cover image William Randolph Hearst: The Early Years, 1863-1910

William Randolph Hearst: The Early Years, 1863-1910

Ben Procter, Ben Proctor. Oxford University Press, USA, $60 (384pp) ISBN 978-0-19-511277-1
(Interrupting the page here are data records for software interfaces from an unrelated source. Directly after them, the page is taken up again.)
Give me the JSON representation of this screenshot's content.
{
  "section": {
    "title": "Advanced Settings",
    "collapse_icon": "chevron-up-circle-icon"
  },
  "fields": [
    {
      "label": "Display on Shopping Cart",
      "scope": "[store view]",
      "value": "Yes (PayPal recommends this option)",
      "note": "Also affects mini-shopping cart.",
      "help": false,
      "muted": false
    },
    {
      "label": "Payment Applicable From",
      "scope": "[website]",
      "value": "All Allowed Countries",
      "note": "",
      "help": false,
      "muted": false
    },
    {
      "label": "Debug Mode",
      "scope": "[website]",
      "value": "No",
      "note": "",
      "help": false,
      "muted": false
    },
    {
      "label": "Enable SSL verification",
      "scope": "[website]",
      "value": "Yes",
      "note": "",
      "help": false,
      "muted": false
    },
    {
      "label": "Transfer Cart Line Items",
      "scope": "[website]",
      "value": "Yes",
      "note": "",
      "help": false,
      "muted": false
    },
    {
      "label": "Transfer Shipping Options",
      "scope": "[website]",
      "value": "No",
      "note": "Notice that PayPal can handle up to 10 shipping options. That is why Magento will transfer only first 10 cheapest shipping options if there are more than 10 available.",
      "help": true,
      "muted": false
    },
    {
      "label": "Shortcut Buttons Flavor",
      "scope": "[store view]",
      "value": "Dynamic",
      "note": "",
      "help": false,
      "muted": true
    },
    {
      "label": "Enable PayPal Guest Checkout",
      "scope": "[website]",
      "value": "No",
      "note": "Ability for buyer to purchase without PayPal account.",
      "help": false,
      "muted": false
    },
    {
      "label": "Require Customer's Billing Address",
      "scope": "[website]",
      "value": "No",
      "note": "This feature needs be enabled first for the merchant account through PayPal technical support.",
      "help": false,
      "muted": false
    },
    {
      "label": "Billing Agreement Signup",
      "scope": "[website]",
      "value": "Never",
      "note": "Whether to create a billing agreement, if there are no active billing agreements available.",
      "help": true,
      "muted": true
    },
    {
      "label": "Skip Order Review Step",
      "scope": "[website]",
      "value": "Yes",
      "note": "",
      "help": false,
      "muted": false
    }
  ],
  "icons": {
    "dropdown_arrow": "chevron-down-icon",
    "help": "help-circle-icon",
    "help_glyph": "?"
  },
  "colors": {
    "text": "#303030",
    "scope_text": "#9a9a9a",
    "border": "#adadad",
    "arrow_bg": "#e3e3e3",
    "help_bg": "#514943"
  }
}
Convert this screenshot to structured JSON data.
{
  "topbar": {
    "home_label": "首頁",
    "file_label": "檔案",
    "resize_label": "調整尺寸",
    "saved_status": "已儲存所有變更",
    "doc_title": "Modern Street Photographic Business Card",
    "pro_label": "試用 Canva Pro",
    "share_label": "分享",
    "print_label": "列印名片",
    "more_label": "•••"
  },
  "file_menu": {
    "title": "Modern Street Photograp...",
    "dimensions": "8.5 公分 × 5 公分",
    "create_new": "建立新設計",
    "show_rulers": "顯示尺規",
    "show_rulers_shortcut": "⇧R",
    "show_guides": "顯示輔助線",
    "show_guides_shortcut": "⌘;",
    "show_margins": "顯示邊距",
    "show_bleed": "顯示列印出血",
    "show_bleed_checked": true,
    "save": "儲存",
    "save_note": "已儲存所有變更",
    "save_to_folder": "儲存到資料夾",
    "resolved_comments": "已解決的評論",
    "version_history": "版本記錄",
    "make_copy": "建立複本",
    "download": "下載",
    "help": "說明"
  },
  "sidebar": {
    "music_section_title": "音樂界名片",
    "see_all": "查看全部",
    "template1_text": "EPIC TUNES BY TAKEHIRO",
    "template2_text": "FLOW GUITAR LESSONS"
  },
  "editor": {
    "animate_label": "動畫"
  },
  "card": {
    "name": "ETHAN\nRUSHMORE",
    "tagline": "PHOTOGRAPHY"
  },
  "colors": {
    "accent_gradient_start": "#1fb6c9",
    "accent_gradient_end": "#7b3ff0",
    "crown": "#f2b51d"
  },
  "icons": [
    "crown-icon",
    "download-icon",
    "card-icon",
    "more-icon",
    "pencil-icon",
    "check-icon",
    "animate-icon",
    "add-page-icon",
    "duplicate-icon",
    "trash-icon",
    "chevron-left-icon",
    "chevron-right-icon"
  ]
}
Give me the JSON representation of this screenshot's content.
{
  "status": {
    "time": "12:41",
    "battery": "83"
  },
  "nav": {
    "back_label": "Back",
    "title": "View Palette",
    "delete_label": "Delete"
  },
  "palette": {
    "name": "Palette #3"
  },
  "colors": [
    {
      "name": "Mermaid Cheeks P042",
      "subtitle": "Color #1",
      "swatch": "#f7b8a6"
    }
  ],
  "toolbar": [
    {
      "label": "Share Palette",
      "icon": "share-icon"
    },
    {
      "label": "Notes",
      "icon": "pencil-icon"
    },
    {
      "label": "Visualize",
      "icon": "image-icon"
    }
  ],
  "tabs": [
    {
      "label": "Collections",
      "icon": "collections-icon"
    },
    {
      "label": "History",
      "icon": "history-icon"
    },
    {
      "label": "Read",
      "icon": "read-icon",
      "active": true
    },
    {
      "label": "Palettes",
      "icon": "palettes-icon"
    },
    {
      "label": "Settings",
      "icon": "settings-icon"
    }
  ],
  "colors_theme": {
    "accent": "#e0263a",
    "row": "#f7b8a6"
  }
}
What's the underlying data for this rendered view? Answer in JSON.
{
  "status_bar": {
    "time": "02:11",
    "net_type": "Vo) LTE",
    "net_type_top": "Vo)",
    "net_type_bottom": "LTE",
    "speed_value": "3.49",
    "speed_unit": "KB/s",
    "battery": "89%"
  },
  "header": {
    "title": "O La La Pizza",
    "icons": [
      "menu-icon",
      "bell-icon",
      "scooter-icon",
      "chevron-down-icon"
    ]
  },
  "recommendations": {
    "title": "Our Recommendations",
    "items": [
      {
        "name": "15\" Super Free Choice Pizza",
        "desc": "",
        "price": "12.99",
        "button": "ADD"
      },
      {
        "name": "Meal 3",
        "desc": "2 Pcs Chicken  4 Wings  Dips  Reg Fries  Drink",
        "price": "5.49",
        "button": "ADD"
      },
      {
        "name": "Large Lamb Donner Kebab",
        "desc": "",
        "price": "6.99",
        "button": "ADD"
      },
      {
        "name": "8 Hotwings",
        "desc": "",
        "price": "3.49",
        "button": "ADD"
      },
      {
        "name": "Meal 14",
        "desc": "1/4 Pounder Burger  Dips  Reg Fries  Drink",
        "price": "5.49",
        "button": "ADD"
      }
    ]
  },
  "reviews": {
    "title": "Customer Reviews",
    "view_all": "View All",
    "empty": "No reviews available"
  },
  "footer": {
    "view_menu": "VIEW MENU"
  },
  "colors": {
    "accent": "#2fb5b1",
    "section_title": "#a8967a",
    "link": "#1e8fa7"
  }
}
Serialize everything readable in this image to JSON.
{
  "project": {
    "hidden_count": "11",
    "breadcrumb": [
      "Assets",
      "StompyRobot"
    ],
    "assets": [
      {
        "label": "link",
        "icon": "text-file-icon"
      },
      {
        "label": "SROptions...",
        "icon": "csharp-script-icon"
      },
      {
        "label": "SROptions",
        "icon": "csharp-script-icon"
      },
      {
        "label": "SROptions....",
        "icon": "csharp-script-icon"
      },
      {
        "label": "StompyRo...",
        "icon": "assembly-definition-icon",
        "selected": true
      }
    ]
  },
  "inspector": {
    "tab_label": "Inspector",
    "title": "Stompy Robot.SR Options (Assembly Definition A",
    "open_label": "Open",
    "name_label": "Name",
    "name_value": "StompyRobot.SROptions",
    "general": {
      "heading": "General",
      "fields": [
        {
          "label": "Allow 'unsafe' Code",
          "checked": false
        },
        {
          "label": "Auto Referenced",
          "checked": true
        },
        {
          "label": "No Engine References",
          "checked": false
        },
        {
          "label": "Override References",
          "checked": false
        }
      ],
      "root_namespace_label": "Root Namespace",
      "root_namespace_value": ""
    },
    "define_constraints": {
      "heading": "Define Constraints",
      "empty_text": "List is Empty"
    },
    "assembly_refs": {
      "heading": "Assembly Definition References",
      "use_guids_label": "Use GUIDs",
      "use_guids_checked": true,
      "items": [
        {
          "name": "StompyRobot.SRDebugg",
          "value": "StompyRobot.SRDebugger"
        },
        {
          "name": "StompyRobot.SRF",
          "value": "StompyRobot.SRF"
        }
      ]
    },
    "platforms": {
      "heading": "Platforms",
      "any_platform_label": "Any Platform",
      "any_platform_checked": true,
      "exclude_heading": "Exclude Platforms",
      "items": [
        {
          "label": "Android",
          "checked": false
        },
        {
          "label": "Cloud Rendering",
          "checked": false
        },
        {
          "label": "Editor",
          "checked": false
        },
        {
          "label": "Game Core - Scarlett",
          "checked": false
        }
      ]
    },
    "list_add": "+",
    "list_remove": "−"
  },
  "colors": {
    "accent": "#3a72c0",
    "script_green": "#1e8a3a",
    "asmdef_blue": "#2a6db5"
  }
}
Newspaper mogul William Randolph Hearst has fascinated multiple previous writers of biography. He was influential, charismatic and lived opulently. Procter, a Texas Christian Univ. history professor, caught the Hearst biography bug in 1966, 15 years after the tycoon's death. By then, a big-selling Hearst biography, by W. A. Swanberg, seemed to have the topic locked up. But Procter knew that new information awaited in Hearst papers flowing into the University of California library. The project gestated in Procter's mind until 1981, when he began research in earnest. By then, other Hearst biographies had been published. Would Procter find anything new to say? Seventeen years later, the answer is clear: Yes. Previous biographies have given short shrift to Hearst's stormy academic career, his unexpected entry into the newspaper business and the thought behind his new style of tabloid journalism. Procter, a skillful researcher, has written a work of historiography embedded in the biography. Over and over, he points out the factual and interpretive mistakes of previous Hearst biographers, including the legendary Swanberg. Procter says he is planning a second volume, presumably covering the final 40 years of Hearst's life, years filled with movie star liaisons, life in the castle at San Simeon and the development of a true media empire. Judging by this detail-packed, competently written volume, the follow-up ought to be worth waiting for. (Apr.)